14 CFR Part 137: Agricultural
Tuesday, August 07, 2018
Basin City, WA
Bell 206, registration:
Injuries: 1 Minor.
This is preliminary information, subject to change, and may contain errors. Any errors in this report will be corrected when the final report has been completed. NTSB investigators may not have traveled in support of this investigation and used data provided by various sources to prepare this aircraft accident report.
On August 7, 2018, about 1000 Pacific daylight time, a Bell 206B helicopter, N607RA, struck the ground during an agricultural spray run near Basin City Washington. The commercial pilot received minor injuries, and the helicopter was destroyed by a post-impact fire. The helicopter was registered to Ranger Aviation Leasing, and operated by Northwind Aviation as a Title 14 Code of Federal Regulations Part 137 aerial application flight. Visual meteorological conditions existed at the time of the accident. The flight originated from a landing zone near the accident site.
The flight was a "rinse load" intended to clean the chemical hopper with a load of water. According to the pilot, he took off from the loading spot located on the southwest side of the field, with 60 gallons of clean water and about 25 gallons of fuel.

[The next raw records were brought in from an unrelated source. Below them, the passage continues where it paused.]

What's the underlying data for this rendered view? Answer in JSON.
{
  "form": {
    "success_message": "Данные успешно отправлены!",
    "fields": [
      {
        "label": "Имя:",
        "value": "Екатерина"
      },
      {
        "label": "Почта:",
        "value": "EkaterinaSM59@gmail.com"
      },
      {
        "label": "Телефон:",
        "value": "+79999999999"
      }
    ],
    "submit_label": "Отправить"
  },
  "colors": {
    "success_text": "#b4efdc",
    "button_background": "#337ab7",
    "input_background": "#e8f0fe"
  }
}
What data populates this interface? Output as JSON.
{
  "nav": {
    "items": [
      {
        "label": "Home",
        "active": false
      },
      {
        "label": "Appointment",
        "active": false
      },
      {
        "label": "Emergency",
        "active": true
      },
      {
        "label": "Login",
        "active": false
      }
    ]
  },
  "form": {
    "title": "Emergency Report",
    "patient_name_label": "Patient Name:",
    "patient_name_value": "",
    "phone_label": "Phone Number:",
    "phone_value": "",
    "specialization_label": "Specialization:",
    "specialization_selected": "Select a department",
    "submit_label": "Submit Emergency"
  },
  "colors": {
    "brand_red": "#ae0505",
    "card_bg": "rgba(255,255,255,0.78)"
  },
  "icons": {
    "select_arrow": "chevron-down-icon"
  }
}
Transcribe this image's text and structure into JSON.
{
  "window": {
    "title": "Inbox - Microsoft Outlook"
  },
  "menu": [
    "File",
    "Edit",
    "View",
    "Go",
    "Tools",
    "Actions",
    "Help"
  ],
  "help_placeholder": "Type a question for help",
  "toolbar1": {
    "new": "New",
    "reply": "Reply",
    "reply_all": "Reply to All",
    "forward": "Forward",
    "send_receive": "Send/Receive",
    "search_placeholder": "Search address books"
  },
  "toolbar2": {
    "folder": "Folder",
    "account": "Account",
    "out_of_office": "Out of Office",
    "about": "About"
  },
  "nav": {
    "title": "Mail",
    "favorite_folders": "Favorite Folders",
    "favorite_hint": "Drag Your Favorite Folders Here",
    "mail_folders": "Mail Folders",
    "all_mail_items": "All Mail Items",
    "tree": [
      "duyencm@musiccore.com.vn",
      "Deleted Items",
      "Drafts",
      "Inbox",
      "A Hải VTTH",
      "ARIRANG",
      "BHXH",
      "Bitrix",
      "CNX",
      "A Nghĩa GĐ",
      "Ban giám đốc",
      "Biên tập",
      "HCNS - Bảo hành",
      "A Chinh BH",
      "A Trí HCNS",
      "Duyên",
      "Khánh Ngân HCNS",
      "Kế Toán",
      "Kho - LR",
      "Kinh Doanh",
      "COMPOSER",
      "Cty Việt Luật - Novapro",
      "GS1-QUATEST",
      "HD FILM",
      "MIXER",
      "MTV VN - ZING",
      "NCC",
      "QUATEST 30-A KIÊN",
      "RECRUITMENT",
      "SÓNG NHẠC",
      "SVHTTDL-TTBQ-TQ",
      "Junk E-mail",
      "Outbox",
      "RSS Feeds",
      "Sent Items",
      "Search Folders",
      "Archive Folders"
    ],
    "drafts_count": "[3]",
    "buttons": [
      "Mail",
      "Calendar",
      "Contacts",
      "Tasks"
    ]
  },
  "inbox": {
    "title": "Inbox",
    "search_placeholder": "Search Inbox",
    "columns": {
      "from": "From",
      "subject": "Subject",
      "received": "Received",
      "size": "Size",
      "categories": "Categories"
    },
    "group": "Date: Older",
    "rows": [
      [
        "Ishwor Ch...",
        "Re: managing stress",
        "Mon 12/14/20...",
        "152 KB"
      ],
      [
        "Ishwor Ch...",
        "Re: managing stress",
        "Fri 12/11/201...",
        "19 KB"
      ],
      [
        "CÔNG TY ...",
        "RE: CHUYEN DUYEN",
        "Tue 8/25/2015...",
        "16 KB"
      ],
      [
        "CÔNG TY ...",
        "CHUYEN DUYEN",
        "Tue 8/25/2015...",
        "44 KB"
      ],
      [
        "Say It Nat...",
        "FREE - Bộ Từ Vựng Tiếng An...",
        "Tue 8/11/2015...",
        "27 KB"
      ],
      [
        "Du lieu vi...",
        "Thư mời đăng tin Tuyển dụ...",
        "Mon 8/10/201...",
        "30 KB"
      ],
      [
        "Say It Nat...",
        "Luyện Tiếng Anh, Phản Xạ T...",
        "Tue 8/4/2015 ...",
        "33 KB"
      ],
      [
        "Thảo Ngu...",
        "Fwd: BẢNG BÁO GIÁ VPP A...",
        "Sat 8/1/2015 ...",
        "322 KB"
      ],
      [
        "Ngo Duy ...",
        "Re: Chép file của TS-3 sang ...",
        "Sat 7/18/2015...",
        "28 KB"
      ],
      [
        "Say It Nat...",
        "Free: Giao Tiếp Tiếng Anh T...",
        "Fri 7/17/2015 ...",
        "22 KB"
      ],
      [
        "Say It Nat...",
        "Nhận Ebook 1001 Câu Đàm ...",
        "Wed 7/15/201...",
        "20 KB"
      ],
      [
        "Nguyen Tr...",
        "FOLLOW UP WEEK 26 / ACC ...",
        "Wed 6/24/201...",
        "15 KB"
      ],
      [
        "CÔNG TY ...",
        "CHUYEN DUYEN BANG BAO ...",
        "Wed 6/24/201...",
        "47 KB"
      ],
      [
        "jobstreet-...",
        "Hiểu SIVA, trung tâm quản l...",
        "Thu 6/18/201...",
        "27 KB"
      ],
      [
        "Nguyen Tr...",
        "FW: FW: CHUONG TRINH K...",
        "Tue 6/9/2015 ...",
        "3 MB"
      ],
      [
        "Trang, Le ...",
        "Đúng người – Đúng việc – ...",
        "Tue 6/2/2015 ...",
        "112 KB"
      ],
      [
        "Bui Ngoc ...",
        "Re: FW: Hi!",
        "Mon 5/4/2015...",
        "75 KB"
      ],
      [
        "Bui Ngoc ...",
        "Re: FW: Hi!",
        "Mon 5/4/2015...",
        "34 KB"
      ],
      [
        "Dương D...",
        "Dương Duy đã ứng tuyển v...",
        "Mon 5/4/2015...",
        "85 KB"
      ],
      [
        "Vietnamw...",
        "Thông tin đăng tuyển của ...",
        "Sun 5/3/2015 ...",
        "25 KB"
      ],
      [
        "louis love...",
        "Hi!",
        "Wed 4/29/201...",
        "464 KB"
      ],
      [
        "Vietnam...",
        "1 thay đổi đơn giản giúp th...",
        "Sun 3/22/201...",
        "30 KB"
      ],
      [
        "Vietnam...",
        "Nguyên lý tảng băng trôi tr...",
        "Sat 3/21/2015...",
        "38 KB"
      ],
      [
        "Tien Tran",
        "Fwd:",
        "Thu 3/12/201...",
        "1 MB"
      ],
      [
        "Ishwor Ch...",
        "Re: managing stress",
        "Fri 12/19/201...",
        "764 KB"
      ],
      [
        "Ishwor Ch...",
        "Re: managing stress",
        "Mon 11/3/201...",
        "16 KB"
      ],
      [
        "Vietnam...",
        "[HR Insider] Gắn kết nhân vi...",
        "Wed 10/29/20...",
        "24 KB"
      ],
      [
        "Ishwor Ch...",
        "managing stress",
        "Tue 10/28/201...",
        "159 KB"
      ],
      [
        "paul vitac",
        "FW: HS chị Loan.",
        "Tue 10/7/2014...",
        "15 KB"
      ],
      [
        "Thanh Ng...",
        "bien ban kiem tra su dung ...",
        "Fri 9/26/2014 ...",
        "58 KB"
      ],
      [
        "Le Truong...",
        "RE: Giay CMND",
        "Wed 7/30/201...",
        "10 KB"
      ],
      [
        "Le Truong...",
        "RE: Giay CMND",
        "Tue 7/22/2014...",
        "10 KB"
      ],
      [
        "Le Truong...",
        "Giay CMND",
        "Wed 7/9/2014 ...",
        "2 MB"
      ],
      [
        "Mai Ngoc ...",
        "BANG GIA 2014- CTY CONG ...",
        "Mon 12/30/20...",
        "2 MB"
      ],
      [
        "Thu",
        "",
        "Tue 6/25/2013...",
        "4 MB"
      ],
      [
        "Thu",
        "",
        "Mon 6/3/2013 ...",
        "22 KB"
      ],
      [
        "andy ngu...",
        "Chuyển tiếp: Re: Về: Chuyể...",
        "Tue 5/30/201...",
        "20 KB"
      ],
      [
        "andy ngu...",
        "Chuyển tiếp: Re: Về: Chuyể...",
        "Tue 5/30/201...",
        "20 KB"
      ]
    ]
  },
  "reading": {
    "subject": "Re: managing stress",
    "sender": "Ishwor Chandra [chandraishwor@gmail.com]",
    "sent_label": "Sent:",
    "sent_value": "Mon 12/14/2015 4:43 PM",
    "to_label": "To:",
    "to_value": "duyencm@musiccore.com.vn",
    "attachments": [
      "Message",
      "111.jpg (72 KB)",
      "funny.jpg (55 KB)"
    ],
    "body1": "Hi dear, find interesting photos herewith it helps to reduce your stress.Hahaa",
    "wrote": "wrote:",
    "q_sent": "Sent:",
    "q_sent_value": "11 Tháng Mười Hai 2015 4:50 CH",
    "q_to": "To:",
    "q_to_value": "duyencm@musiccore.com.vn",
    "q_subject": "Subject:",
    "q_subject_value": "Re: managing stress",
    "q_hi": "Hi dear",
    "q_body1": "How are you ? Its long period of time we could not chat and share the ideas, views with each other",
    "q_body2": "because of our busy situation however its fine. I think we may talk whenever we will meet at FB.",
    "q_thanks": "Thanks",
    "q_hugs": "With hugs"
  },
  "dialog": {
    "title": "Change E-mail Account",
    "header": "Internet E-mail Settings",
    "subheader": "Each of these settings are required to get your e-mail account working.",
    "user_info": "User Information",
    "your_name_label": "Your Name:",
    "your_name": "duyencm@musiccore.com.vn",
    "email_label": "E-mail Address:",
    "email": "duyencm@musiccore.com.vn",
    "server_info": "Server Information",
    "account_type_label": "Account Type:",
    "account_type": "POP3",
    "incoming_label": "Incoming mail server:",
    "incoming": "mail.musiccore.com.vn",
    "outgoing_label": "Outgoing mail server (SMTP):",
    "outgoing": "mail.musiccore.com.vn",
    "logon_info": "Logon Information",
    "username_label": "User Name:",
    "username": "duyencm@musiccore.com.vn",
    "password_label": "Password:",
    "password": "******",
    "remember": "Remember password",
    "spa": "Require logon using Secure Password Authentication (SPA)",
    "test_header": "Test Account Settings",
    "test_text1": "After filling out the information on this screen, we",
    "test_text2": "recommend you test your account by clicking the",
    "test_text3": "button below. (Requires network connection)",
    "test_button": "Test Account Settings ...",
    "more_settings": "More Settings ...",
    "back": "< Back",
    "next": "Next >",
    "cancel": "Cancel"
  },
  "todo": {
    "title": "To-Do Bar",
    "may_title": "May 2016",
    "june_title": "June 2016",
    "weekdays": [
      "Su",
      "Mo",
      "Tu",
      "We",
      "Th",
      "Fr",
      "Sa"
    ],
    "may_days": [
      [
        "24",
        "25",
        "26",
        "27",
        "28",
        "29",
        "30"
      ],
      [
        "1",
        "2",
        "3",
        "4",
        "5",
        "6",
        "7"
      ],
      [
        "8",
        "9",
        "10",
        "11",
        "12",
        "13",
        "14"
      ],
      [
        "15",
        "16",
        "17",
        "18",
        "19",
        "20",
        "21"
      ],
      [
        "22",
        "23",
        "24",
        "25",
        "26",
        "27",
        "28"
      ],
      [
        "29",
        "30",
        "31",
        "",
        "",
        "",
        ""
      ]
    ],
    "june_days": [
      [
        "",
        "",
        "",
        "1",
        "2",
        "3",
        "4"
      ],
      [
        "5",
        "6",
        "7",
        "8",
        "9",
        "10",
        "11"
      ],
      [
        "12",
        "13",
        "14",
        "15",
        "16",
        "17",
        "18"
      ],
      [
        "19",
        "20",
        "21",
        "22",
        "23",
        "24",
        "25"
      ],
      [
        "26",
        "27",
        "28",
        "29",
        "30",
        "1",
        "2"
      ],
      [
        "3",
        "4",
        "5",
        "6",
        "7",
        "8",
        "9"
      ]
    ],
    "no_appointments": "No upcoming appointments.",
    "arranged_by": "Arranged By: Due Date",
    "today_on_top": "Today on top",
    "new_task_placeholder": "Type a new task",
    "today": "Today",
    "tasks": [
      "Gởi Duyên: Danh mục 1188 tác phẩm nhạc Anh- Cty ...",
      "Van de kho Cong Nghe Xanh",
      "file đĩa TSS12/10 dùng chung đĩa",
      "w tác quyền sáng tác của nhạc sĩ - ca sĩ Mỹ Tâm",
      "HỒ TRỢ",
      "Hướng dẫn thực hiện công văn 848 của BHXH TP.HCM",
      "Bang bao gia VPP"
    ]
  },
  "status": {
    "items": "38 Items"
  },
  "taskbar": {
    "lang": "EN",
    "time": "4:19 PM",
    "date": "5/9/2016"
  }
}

He sprayed a portion of the north end of the field for about 3 to 4 seconds, turned off the spray, and proceeded to the east end of the field. He entered the field at a speed of about 50 to 55 mph and sprayed. He then turned off spray, and climbed to gain some altitude. When the helicopter was approximately midfield, at a speed of about 50 mph and "about power pole height," the pilot applied left tail rotor pedal and slightly lowered the collective control, in order to assist him in looking to his left to view his spray pattern. "Immediately after" those control inputs, the helicopter yawed quickly to the left, and began "shaking." The pilot pulled up on the collective control and applied right pedal to stop the left yaw. The helicopter continued to "shudder," and the pilot noticed that the helicopter was at a low airspeed and descending. He attempted to regain airspeed, and when the helicopter was about 5 to 10 ft above the ground, he attempted to level the helicopter in pitch before the skids contacted the ground. About that time the pilot observed that the torque gauge was reading about 108 to 110%.
The helicopter struck the ground hard, and fire erupted about 1 second later. The pilot exited the helicopter, but then reached in to close the throttle and turn the fuel valve off. He retrieved his mobile telephone and then moved away from the helicopter. The pilot estimated that from the time he climbed the helicopter until the accident was about 10 to 15 seconds.
The "loader" arrived on scene in the water truck within about 10 minutes of the accident. He and the pilot attempted to extinguish the fire, but were unsuccessful.
The wreckage was recovered to a secure facility for subsequent examination.